• [What the exercise asks]: Quote the records below in full, exactly as given, with the images taken out.

--- Records provided ---

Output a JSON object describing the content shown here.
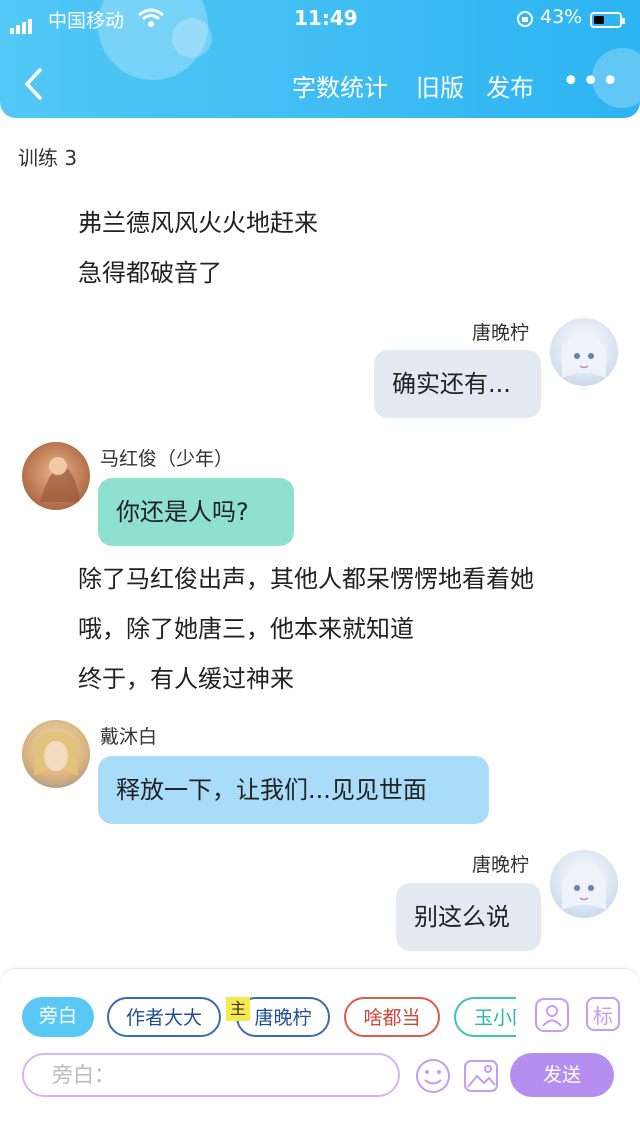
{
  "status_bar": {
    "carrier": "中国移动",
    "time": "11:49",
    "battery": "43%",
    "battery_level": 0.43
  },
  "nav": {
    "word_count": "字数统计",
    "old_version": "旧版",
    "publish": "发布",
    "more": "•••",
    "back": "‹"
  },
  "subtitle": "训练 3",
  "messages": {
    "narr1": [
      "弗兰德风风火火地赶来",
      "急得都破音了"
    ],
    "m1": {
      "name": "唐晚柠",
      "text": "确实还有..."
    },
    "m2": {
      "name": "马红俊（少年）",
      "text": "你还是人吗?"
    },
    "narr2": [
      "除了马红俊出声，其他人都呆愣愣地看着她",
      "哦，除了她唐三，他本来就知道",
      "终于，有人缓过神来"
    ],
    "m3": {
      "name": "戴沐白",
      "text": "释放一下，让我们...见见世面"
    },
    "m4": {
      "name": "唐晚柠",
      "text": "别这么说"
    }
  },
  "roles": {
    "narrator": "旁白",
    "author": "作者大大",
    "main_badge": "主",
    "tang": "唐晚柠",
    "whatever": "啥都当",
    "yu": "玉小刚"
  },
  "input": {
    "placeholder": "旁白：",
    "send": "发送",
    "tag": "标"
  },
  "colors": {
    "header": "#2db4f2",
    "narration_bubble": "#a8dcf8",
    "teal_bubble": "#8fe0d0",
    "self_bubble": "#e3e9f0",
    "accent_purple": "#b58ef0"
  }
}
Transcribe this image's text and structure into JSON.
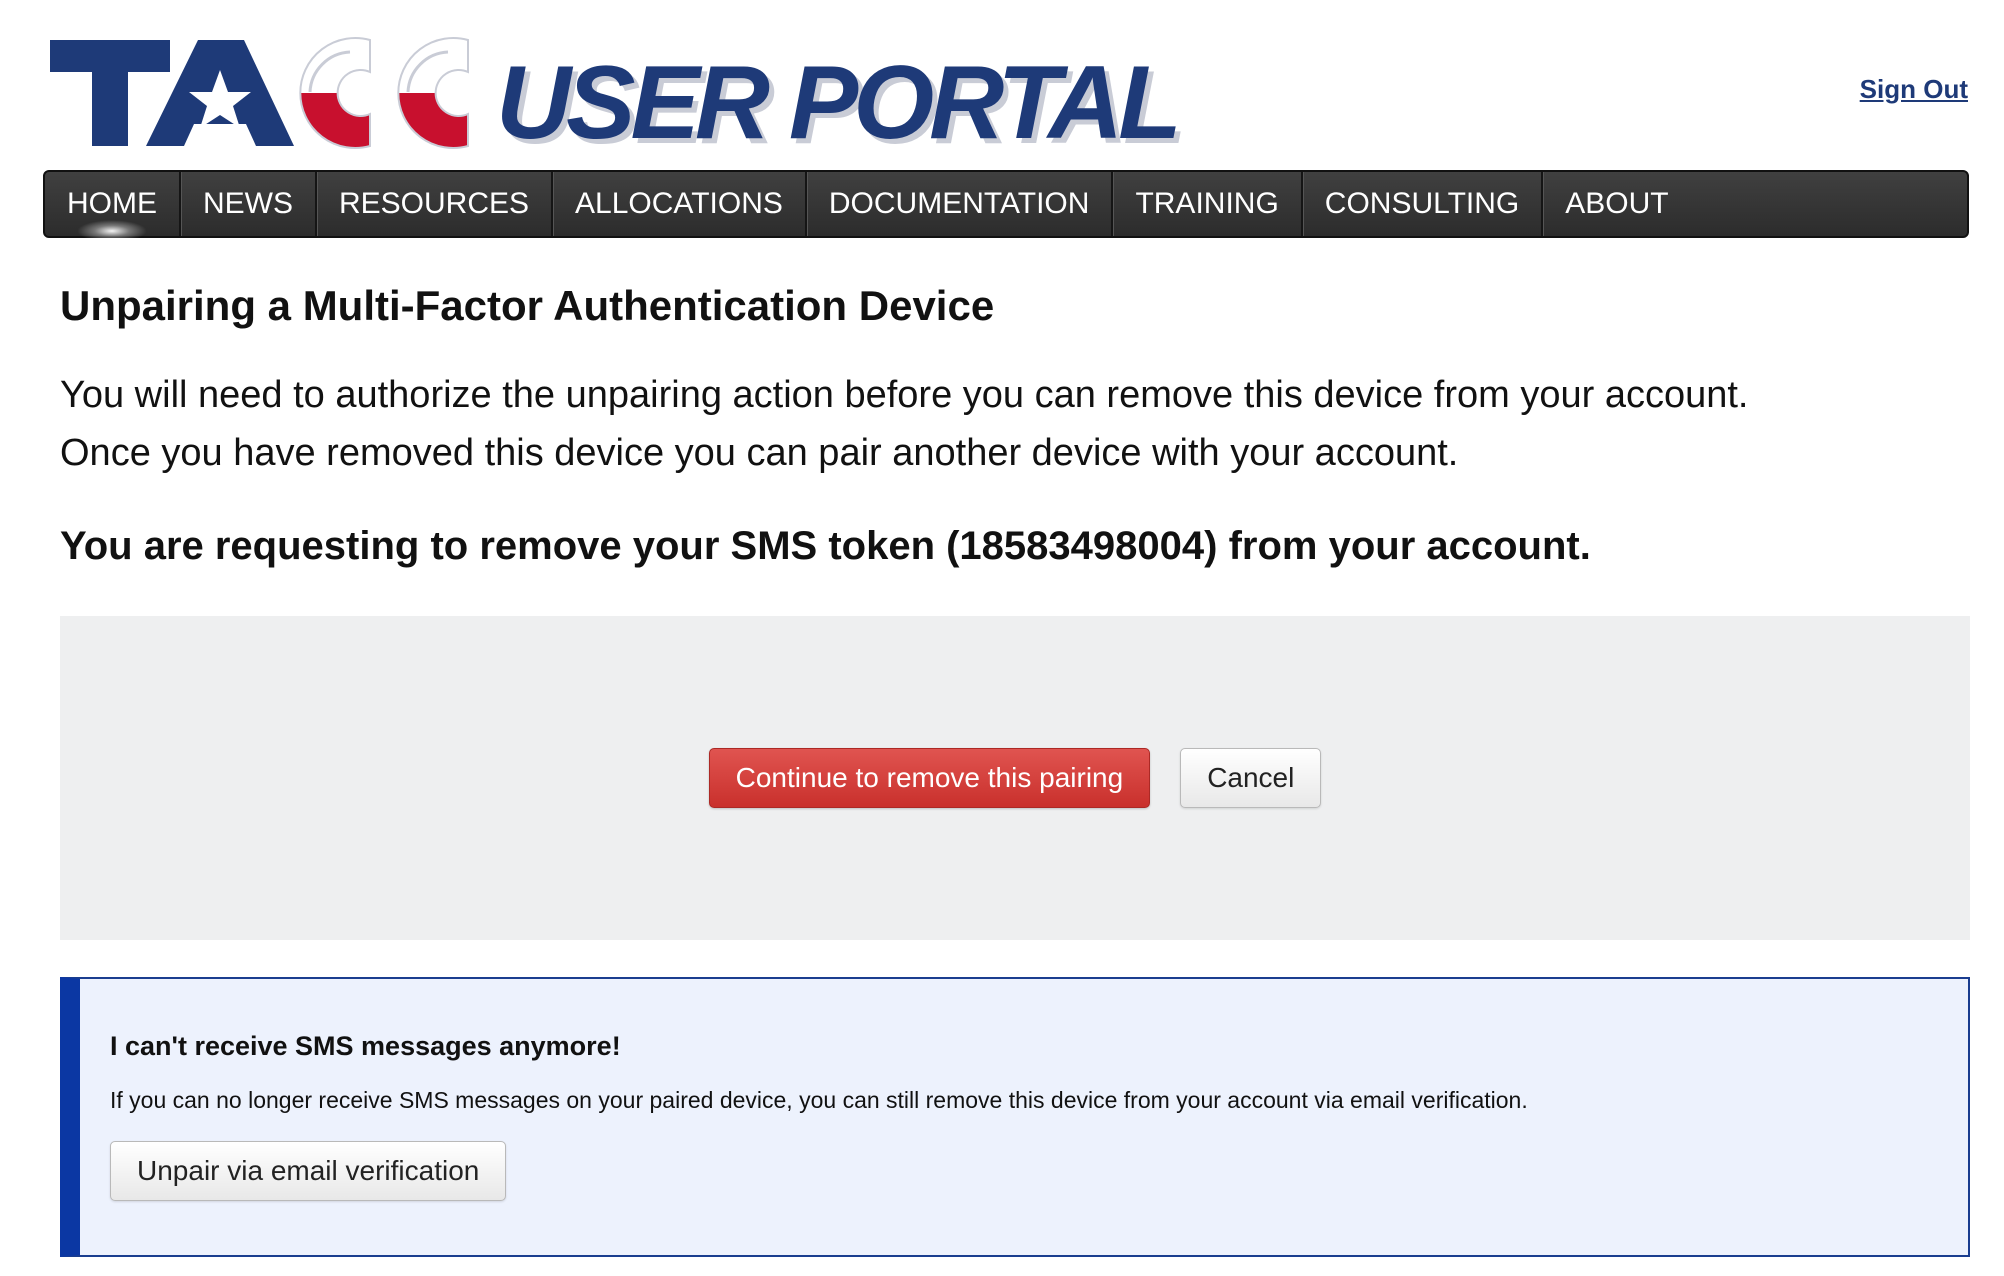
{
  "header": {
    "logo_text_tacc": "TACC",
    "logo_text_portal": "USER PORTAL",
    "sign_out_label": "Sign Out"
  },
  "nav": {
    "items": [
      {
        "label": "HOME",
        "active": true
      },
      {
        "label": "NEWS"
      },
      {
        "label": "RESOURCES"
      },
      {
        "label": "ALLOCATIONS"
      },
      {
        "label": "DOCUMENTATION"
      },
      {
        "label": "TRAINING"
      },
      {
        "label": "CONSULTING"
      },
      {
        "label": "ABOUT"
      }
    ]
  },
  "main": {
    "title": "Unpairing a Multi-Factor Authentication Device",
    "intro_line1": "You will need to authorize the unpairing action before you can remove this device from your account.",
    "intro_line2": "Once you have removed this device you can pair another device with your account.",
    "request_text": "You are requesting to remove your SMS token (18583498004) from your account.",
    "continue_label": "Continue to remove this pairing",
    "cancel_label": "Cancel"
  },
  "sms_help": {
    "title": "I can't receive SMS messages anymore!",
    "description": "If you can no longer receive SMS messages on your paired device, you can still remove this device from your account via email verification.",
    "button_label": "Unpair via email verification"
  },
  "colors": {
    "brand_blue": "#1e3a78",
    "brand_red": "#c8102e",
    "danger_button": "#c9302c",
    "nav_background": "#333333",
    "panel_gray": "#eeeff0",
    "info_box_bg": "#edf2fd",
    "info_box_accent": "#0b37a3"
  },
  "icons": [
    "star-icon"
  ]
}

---

• [Answer to the exercise]:
Output a JSON object describing the content shown here.
{
  "status_bar": {
    "carrier": "中国移动",
    "time": "11:49",
    "battery": "43%",
    "battery_level": 0.43
  },
  "nav": {
    "word_count": "字数统计",
    "old_version": "旧版",
    "publish": "发布",
    "more": "•••",
    "back": "‹"
  },
  "subtitle": "训练 3",
  "messages": {
    "narr1": [
      "弗兰德风风火火地赶来",
      "急得都破音了"
    ],
    "m1": {
      "name": "唐晚柠",
      "text": "确实还有..."
    },
    "m2": {
      "name": "马红俊（少年）",
      "text": "你还是人吗?"
    },
    "narr2": [
      "除了马红俊出声，其他人都呆愣愣地看着她",
      "哦，除了她唐三，他本来就知道",
      "终于，有人缓过神来"
    ],
    "m3": {
      "name": "戴沐白",
      "text": "释放一下，让我们...见见世面"
    },
    "m4": {
      "name": "唐晚柠",
      "text": "别这么说"
    }
  },
  "roles": {
    "narrator": "旁白",
    "author": "作者大大",
    "main_badge": "主",
    "tang": "唐晚柠",
    "whatever": "啥都当",
    "yu": "玉小刚"
  },
  "input": {
    "placeholder": "旁白：",
    "send": "发送",
    "tag": "标"
  },
  "colors": {
    "header": "#2db4f2",
    "narration_bubble": "#a8dcf8",
    "teal_bubble": "#8fe0d0",
    "self_bubble": "#e3e9f0",
    "accent_purple": "#b58ef0"
  }
}
Transcribe this image's text and structure into JSON.
{
  "header": {
    "logo_text_tacc": "TACC",
    "logo_text_portal": "USER PORTAL",
    "sign_out_label": "Sign Out"
  },
  "nav": {
    "items": [
      {
        "label": "HOME",
        "active": true
      },
      {
        "label": "NEWS"
      },
      {
        "label": "RESOURCES"
      },
      {
        "label": "ALLOCATIONS"
      },
      {
        "label": "DOCUMENTATION"
      },
      {
        "label": "TRAINING"
      },
      {
        "label": "CONSULTING"
      },
      {
        "label": "ABOUT"
      }
    ]
  },
  "main": {
    "title": "Unpairing a Multi-Factor Authentication Device",
    "intro_line1": "You will need to authorize the unpairing action before you can remove this device from your account.",
    "intro_line2": "Once you have removed this device you can pair another device with your account.",
    "request_text": "You are requesting to remove your SMS token (18583498004) from your account.",
    "continue_label": "Continue to remove this pairing",
    "cancel_label": "Cancel"
  },
  "sms_help": {
    "title": "I can't receive SMS messages anymore!",
    "description": "If you can no longer receive SMS messages on your paired device, you can still remove this device from your account via email verification.",
    "button_label": "Unpair via email verification"
  },
  "colors": {
    "brand_blue": "#1e3a78",
    "brand_red": "#c8102e",
    "danger_button": "#c9302c",
    "nav_background": "#333333",
    "panel_gray": "#eeeff0",
    "info_box_bg": "#edf2fd",
    "info_box_accent": "#0b37a3"
  },
  "icons": [
    "star-icon"
  ]
}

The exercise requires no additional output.